It was not "one of the most biased programme I've ever seen" neither was it a hatchet job on sports science. It was about the marketing of sports products and the way exaggerated claims might create a false impression of what was necessary for exercise. It stated quite clearly in the introduction that ⅕ of us go to the gym and 12 million take part in sport so their is an eager market for sports products and so they wanted to examine the claims made by companies. It was not an evaluation of sports science as a subject but about how science based claims were over leveraged. In the case of sports drinks, the fact that they are sold in supermarkets and shifted in quantities far in excess of the number of endurance sessions suggests a number of people either like the taste (and are therefore drinking too much sugar) or believe they are necessary when they are not. In that context the programme's message that unless you are going long water is fine seems uncontroversial. Use of the drinks was not dismissed out of hand (they said they worked for athletes like Mo Farah and were good for endurance) but there was a concern that an exaggerated impression of their effectiveness and an overemphasis on hydration might lead to over drinking.
This is important because hyponatremia has caused death in some marathons and it has been the case, in the recent past, that marathon runners have been encouraged to drink as often and as much as possible - advice that cause this condition. (I have been to a marathon training camp where such advice was given). Although the official guidelines are much more conservative, old ideas can be persistent, especially if they are simple and to the point. 'Drink as much as you can' is easy to remember and act upon in a race and so hangs around. The importance of 'drink according to your thirst' is not only that it is safer but also it is just as simple and easy to act upon. It therefore has a chance of replacing the older message. I thought the programme got this across quite effectively.
One of the Oxford scientists made an important point. The claim that performance deteriorates significantly if you dehydrate by 2% of bodyweight ("just" 2% in the Powerade literature) is widespread and oft repeated but in a marathon you can't action it. You cannot know how much you have lost at any one time, so out of fear of losing too much you will overcompensate. When you are running you work on simple rules of thumb and if you believe not drinking enough will be bad you will do all you can to make sure that doesn't happen. The operational understanding should be reversed: if you drink too much bad things could happen with the consequence that errors would be on the side of caution. A different mindset and one counter to a deep-seated cultural outlook: that if something is good then more is better (which is perhaps why drinks companies are so successful).

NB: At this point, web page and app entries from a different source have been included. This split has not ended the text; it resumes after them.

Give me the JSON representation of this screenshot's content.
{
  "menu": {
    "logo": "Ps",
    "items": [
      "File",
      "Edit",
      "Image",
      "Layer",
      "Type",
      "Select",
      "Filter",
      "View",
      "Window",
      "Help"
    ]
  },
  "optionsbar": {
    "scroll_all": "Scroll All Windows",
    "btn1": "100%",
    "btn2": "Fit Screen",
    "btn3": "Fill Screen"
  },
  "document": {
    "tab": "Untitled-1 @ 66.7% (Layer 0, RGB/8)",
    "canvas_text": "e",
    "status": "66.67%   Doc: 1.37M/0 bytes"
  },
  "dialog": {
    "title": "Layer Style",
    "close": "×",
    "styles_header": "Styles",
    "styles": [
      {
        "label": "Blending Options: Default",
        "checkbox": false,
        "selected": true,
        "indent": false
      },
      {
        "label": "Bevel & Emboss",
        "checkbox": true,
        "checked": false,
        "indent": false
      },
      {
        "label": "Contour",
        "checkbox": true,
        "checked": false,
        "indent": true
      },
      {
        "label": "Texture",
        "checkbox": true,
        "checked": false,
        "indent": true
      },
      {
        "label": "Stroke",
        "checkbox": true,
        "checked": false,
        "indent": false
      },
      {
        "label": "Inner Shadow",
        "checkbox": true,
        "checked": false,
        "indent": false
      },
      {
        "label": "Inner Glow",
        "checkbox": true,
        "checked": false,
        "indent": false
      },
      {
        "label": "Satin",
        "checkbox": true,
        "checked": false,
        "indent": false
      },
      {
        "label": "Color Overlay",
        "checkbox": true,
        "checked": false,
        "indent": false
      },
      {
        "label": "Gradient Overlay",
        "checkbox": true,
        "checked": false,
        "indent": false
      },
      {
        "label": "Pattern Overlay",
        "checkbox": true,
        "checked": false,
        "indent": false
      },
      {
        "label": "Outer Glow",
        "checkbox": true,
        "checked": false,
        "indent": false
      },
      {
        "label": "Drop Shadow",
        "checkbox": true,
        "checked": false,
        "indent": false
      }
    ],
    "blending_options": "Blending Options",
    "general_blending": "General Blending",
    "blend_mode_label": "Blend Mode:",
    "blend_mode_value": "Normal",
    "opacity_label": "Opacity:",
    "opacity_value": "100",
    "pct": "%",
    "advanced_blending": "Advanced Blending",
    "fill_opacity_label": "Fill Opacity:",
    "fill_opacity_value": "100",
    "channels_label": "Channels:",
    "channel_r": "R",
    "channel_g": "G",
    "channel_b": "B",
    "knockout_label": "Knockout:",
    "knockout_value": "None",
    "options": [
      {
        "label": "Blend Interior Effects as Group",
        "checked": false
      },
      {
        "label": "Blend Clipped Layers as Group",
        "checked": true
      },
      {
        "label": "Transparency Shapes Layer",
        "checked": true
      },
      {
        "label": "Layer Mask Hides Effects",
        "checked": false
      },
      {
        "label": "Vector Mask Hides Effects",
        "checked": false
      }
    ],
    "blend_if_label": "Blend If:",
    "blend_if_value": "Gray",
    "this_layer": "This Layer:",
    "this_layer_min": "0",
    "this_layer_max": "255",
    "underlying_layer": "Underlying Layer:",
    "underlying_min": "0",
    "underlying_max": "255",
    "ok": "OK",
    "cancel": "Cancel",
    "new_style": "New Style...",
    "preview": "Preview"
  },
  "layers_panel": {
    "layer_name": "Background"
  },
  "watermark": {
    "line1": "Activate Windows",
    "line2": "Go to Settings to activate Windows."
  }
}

I'm sure there were some contributions to the programme that were edited out, perhaps they talked about optimum levels of hydration and and conflicting information. I don't know. I'm sure they would have been interesting if it had been a Horizon on the current state of scientific knowledge (and that would be a programme I would like to see) but this was Panorama. It was primarily about marketing distortions or myths and the way big companies can influence our attitudes. Sometimes it doesn't matter very much but sometimes it does; but as information transfer is increasingly mediated by corporations we need to be ever more vigilant of the consequences. It is an important subject.
So there you have it. I saw a different programme to Mark Burnley. I saw something aimed at the more casual exerciser and general public. It looked at the science but only to the extent it was used to justify marketing claims and it was not about the overall state of that science. I didn't think it was great but neither did I think it terrible. I would however like to give this assurance as an outsider: I really did not come away with the impression that "sports science research was being conducted by either clueless muppets or industry shills"